The run portion of triathlon races can take a couple of different forms. In order to make the most of your race, it’s important to know which kind of run course you’ll be racing, whether it is an out-and-back course or a looped course.
Out-And-Back Run Course
It seems that most triathlon courses use an out-and-back style for the run portion. Logistically, it is easier to set-up this type of course because race directors don’t need to have as many volunteers manning water booths.
Most of the runs I’ve done up until now in triathlon races have been out-and-back courses, where you’re able to see people come back towards you. I like this because it helps you gauge how far you’ve gone and more importantly, how much farther you need to go before the halfway point. This gives you some perspective on how much energy to expend so you still have some int the tank for the way back.
Looped Run Course
With a looped run, you aren’t running the same stretch of road twice like you are with an out-and-back course. Instead, you don’t see the same road more than once and are essentially traveling in a circle, oval, square, or other kind of loop.
There aren’t as many races with looped run courses but there are still plenty of the out there. These types of run courses are OK, but there are some drawbacks with this type of course. For starters, there might be times when you don’t see anyone else, and you might find it difficult to judge how far you’ve gone.
When that happens, it can be tough to gauge how much of the course you have left, especially if you aren’t timing your run with a watch or GPS device. It’s times like that when you need to rely on your mental toughness and really dig down and see what you’re made of.
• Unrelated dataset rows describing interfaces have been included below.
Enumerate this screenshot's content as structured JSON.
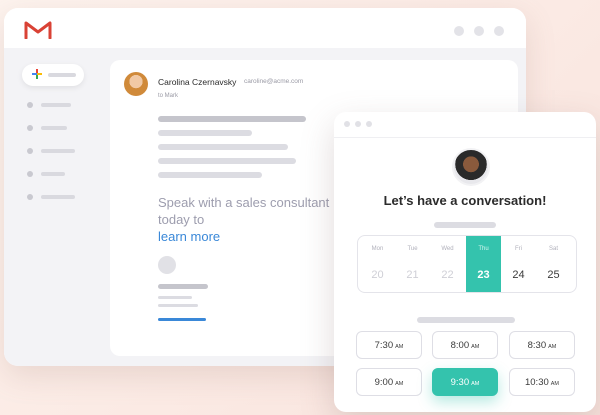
{
  "gmail": {
    "colors": {
      "logo_red": "#d94235",
      "compose_plus": [
        "#ea4335",
        "#fbbc05",
        "#34a853",
        "#4285f4"
      ]
    },
    "email": {
      "sender_name": "Carolina Czernavsky",
      "sender_email": "caroline@acme.com",
      "to": "to Mark",
      "message": "Speak with a sales consultant today to",
      "link": "learn more"
    }
  },
  "scheduler": {
    "title": "Let’s have a conversation!",
    "accent": "#34c3ad",
    "days": [
      {
        "name": "Mon",
        "date": "20"
      },
      {
        "name": "Tue",
        "date": "21"
      },
      {
        "name": "Wed",
        "date": "22"
      },
      {
        "name": "Thu",
        "date": "23"
      },
      {
        "name": "Fri",
        "date": "24"
      },
      {
        "name": "Sat",
        "date": "25"
      }
    ],
    "selected_day": "23",
    "times": [
      {
        "time": "7:30",
        "period": "AM"
      },
      {
        "time": "8:00",
        "period": "AM"
      },
      {
        "time": "8:30",
        "period": "AM"
      },
      {
        "time": "9:00",
        "period": "AM"
      },
      {
        "time": "9:30",
        "period": "AM"
      },
      {
        "time": "10:30",
        "period": "AM"
      }
    ],
    "selected_time": "9:30"
  }
}
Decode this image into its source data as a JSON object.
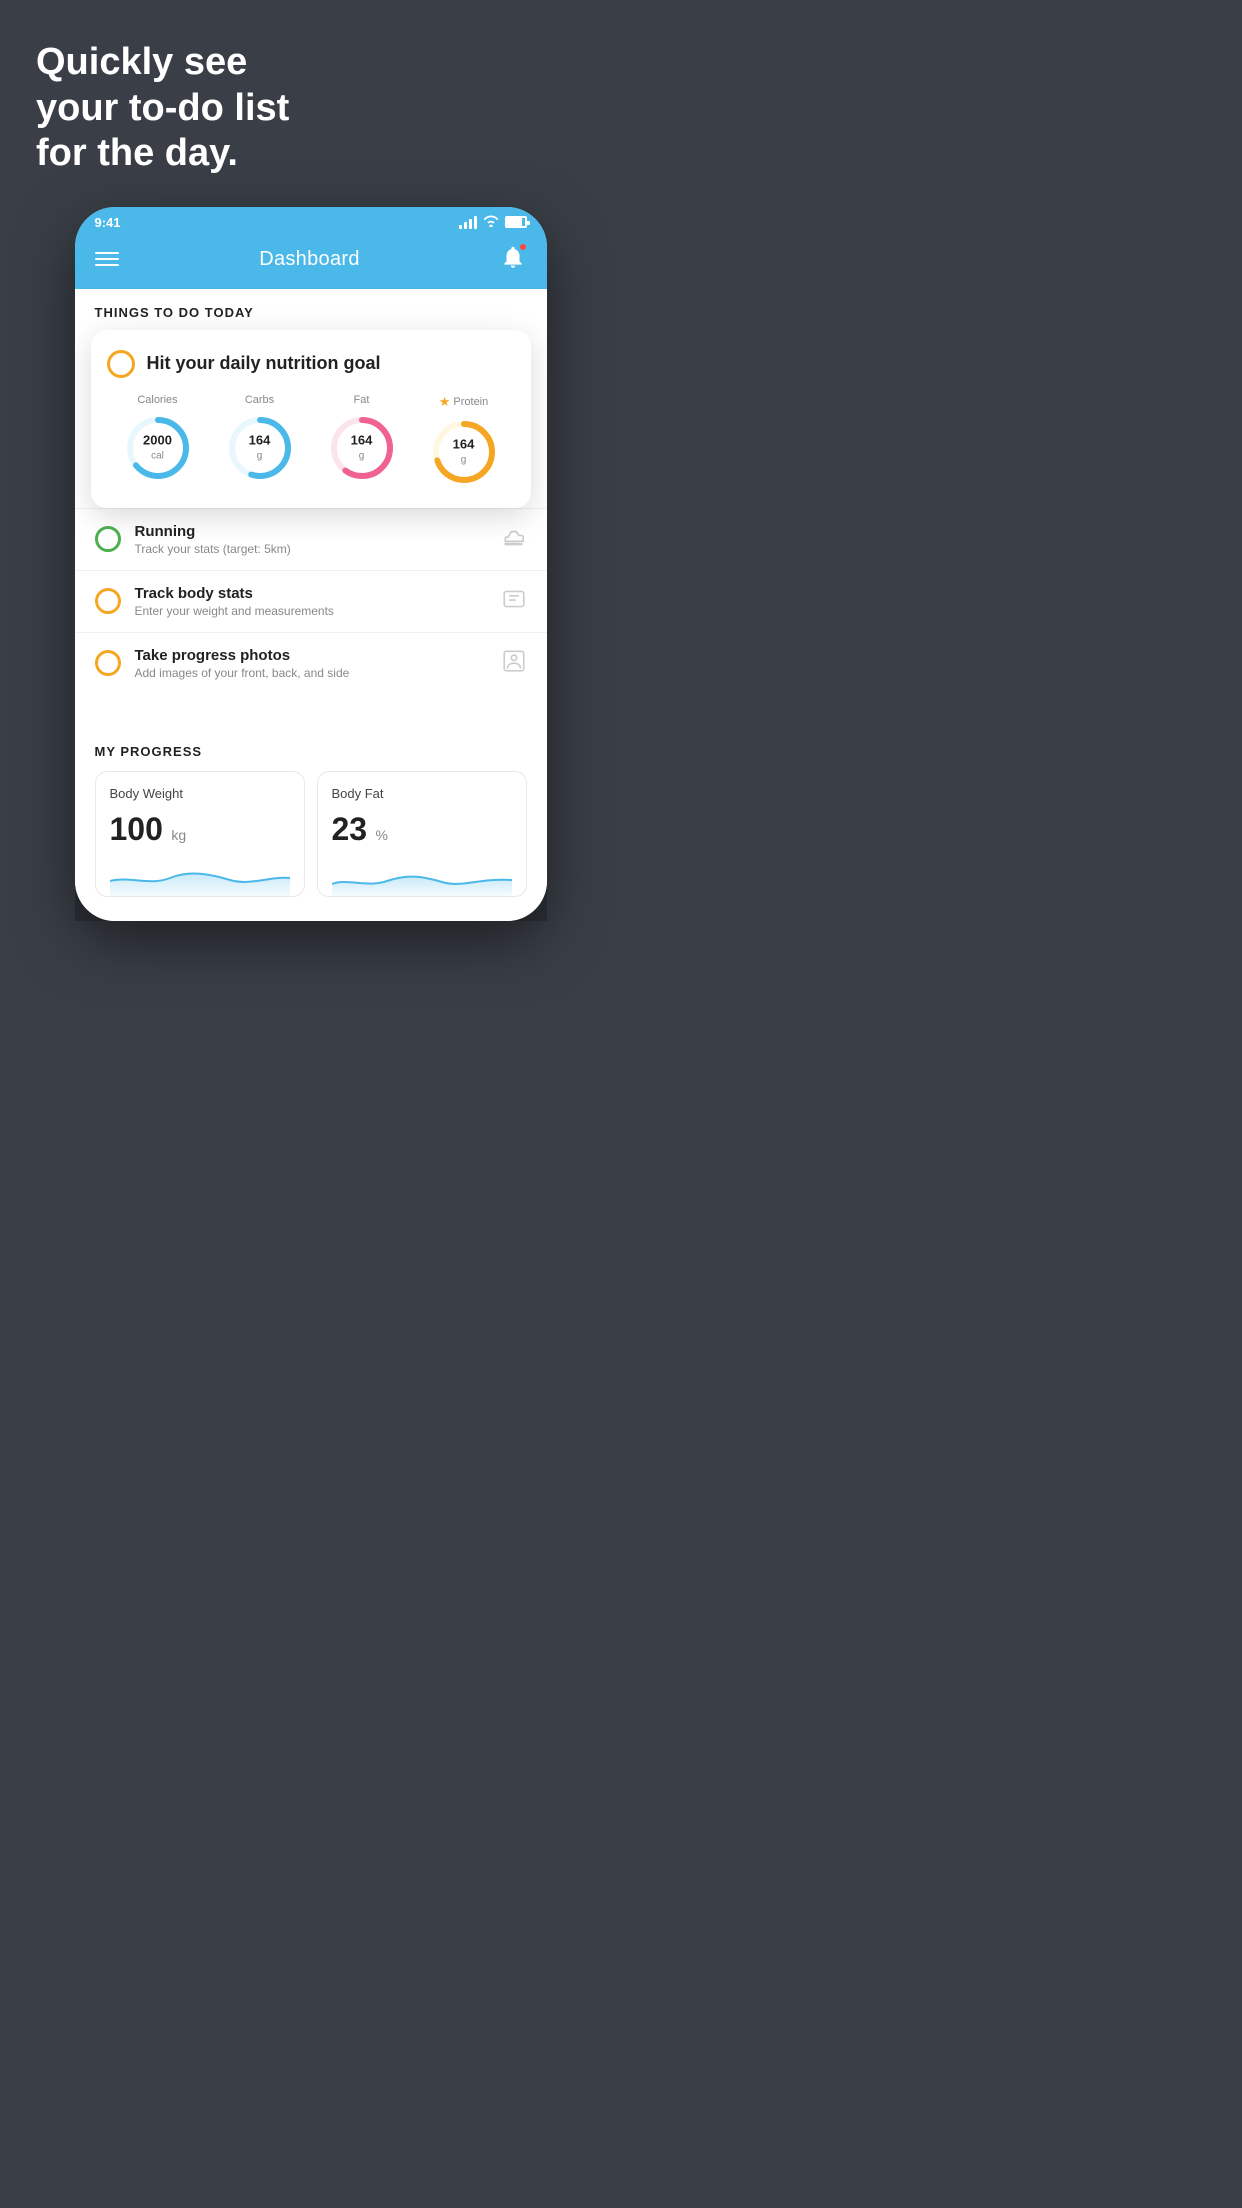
{
  "hero": {
    "line1": "Quickly see",
    "line2": "your to-do list",
    "line3": "for the day."
  },
  "status_bar": {
    "time": "9:41"
  },
  "header": {
    "title": "Dashboard"
  },
  "things_header": "THINGS TO DO TODAY",
  "nutrition_card": {
    "title": "Hit your daily nutrition goal",
    "items": [
      {
        "label": "Calories",
        "value": "2000",
        "unit": "cal",
        "color": "#4ab8e8",
        "bg_color": "#e8f7fd",
        "percent": 65,
        "star": false
      },
      {
        "label": "Carbs",
        "value": "164",
        "unit": "g",
        "color": "#4ab8e8",
        "bg_color": "#e8f7fd",
        "percent": 55,
        "star": false
      },
      {
        "label": "Fat",
        "value": "164",
        "unit": "g",
        "color": "#f06292",
        "bg_color": "#fce4ec",
        "percent": 60,
        "star": false
      },
      {
        "label": "Protein",
        "value": "164",
        "unit": "g",
        "color": "#f5a623",
        "bg_color": "#fff8e1",
        "percent": 70,
        "star": true
      }
    ]
  },
  "todo_items": [
    {
      "title": "Running",
      "subtitle": "Track your stats (target: 5km)",
      "circle_color": "green",
      "icon": "shoe"
    },
    {
      "title": "Track body stats",
      "subtitle": "Enter your weight and measurements",
      "circle_color": "yellow",
      "icon": "scale"
    },
    {
      "title": "Take progress photos",
      "subtitle": "Add images of your front, back, and side",
      "circle_color": "yellow",
      "icon": "person"
    }
  ],
  "progress": {
    "title": "MY PROGRESS",
    "cards": [
      {
        "title": "Body Weight",
        "value": "100",
        "unit": "kg"
      },
      {
        "title": "Body Fat",
        "value": "23",
        "unit": "%"
      }
    ]
  }
}
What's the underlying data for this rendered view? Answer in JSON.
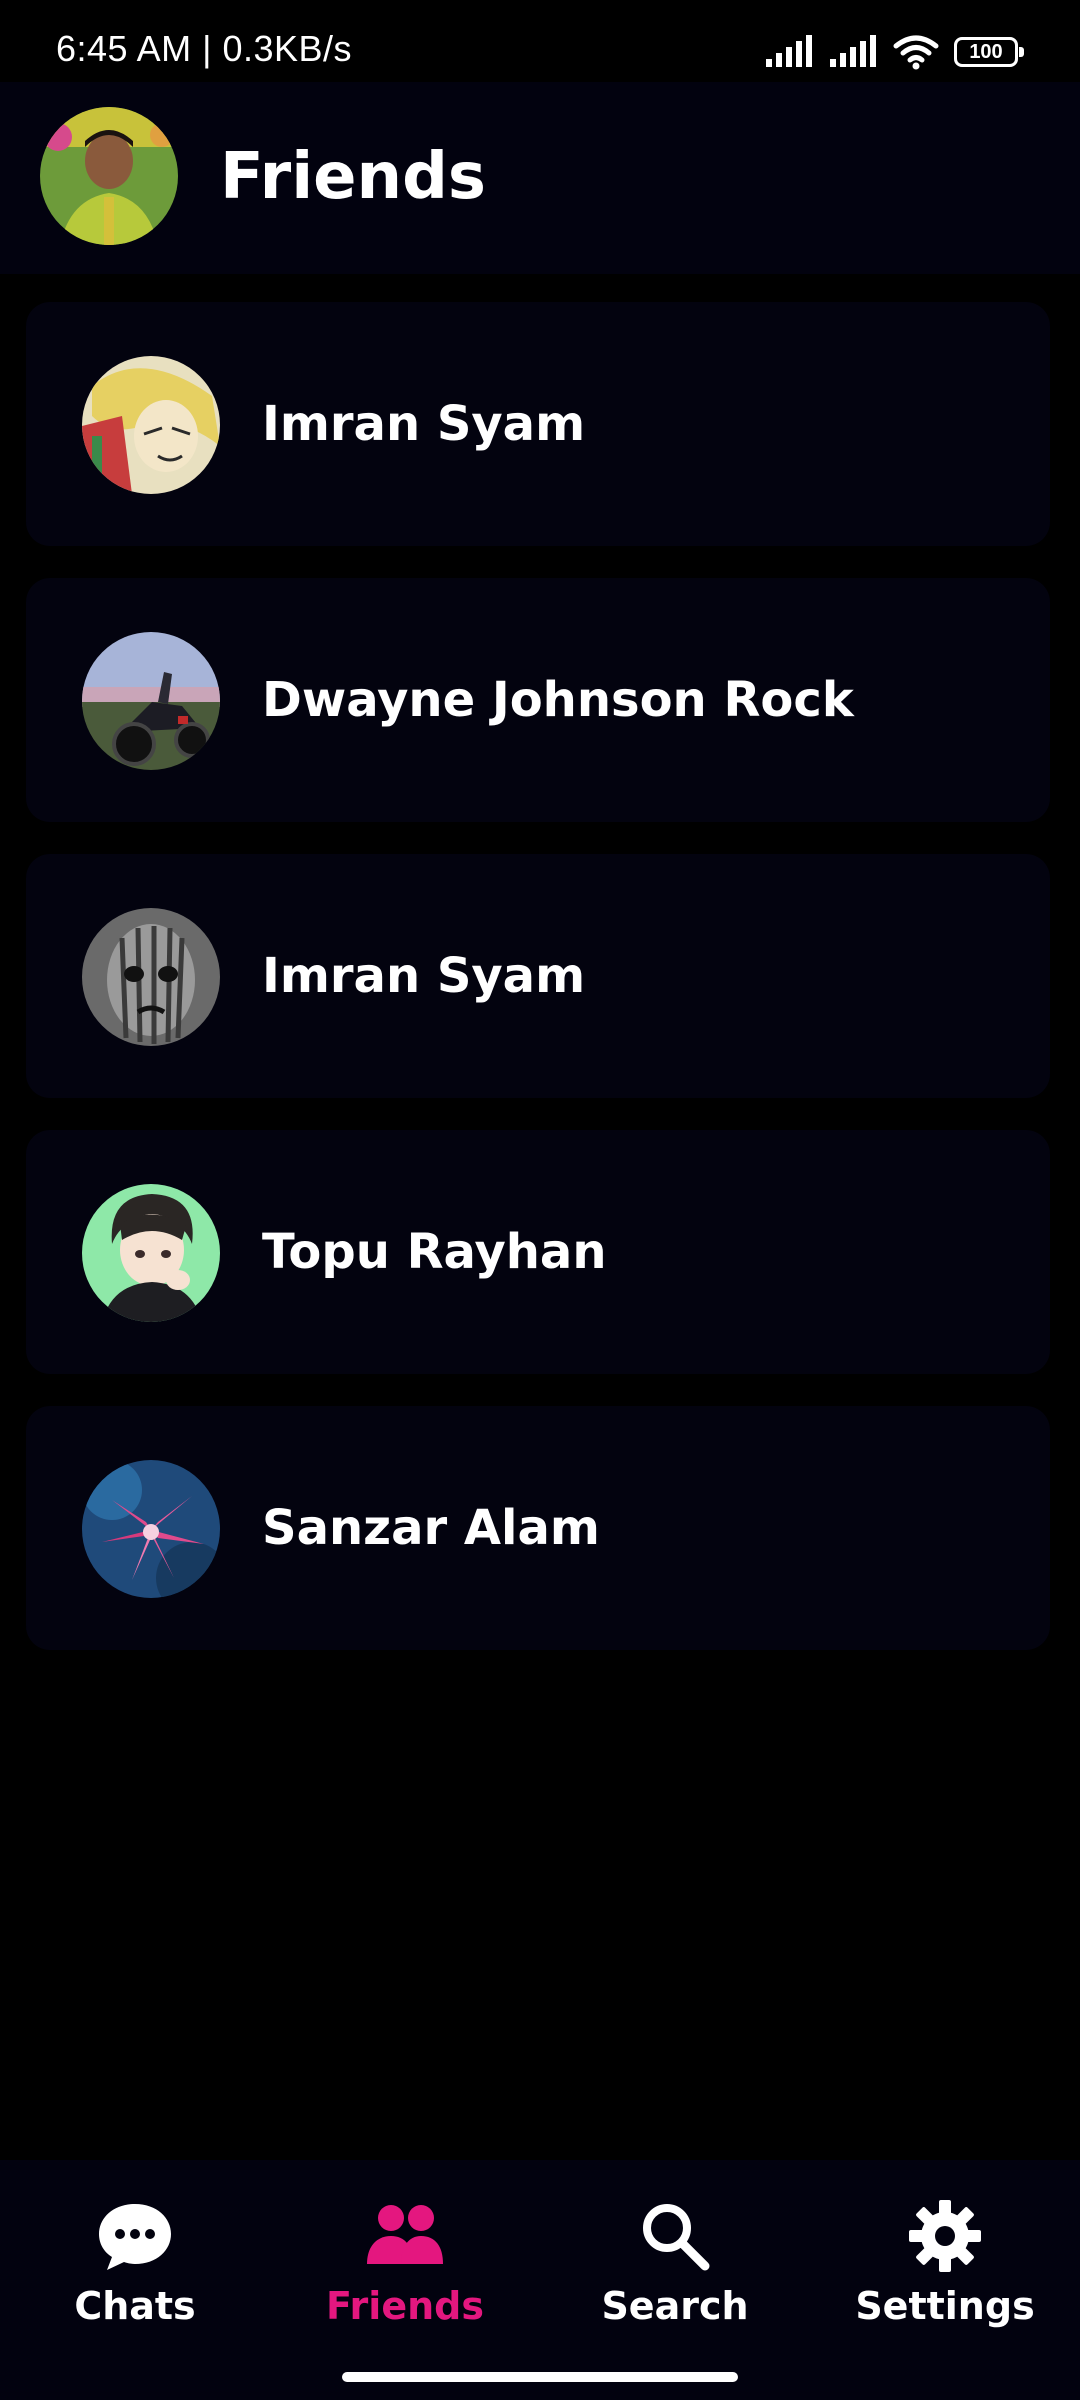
{
  "status_bar": {
    "time_speed": "6:45 AM | 0.3KB/s",
    "battery": "100",
    "icons": [
      "signal-icon",
      "signal-icon",
      "wifi-icon",
      "battery-icon"
    ]
  },
  "app_bar": {
    "title": "Friends",
    "avatar_icon": "profile-avatar"
  },
  "friends": [
    {
      "name": "Imran Syam",
      "avatar": "anime-blonde-avatar"
    },
    {
      "name": "Dwayne Johnson Rock",
      "avatar": "motorbike-avatar"
    },
    {
      "name": "Imran Syam",
      "avatar": "grey-face-avatar"
    },
    {
      "name": "Topu Rayhan",
      "avatar": "anime-boy-avatar"
    },
    {
      "name": "Sanzar Alam",
      "avatar": "flower-avatar"
    }
  ],
  "bottom_nav": {
    "items": [
      {
        "label": "Chats",
        "icon": "chat-bubble-icon",
        "active": false
      },
      {
        "label": "Friends",
        "icon": "people-icon",
        "active": true
      },
      {
        "label": "Search",
        "icon": "search-icon",
        "active": false
      },
      {
        "label": "Settings",
        "icon": "gear-icon",
        "active": false
      }
    ]
  },
  "colors": {
    "accent": "#e4177f",
    "card": "#03030f",
    "bar": "#02020f",
    "background": "#000000"
  }
}
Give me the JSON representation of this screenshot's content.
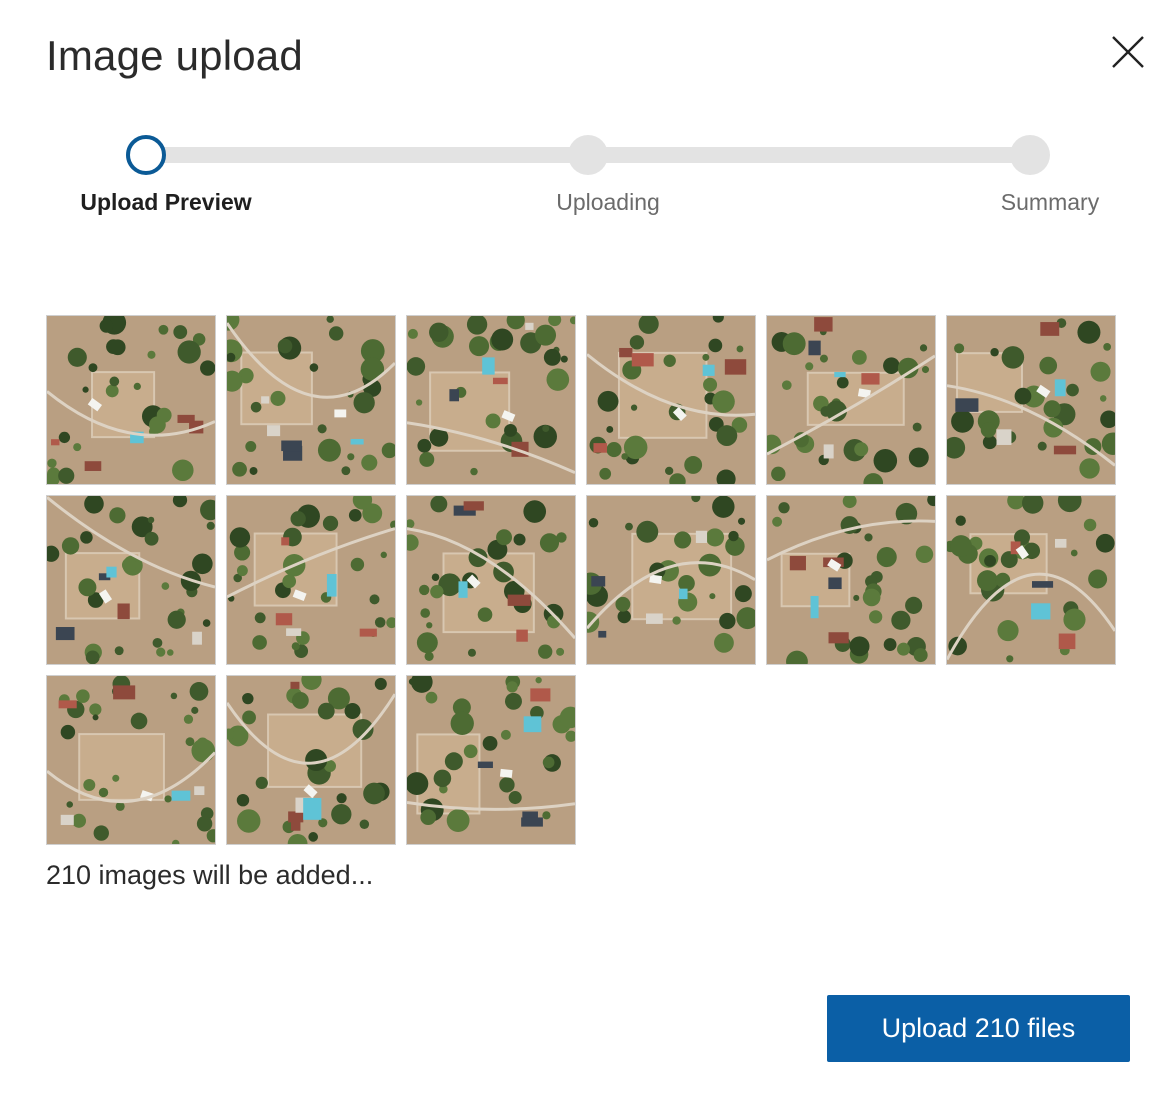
{
  "dialog": {
    "title": "Image upload",
    "close_icon": "close-icon"
  },
  "stepper": {
    "current_step": 1,
    "steps": [
      {
        "label": "Upload Preview",
        "active": true
      },
      {
        "label": "Uploading",
        "active": false
      },
      {
        "label": "Summary",
        "active": false
      }
    ]
  },
  "preview": {
    "thumbnail_count": 15,
    "thumbnail_alt": "aerial photo thumbnail",
    "summary_text": "210 images will be added..."
  },
  "actions": {
    "upload_label": "Upload 210 files"
  },
  "colors": {
    "primary": "#0b5fa6",
    "step_active_ring": "#0b5a96",
    "step_inactive": "#e3e3e3"
  }
}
Whichever course you run on in your next triathlon, being prepared beforehand will help you mentally tackle the course and allow you to get the best time possible.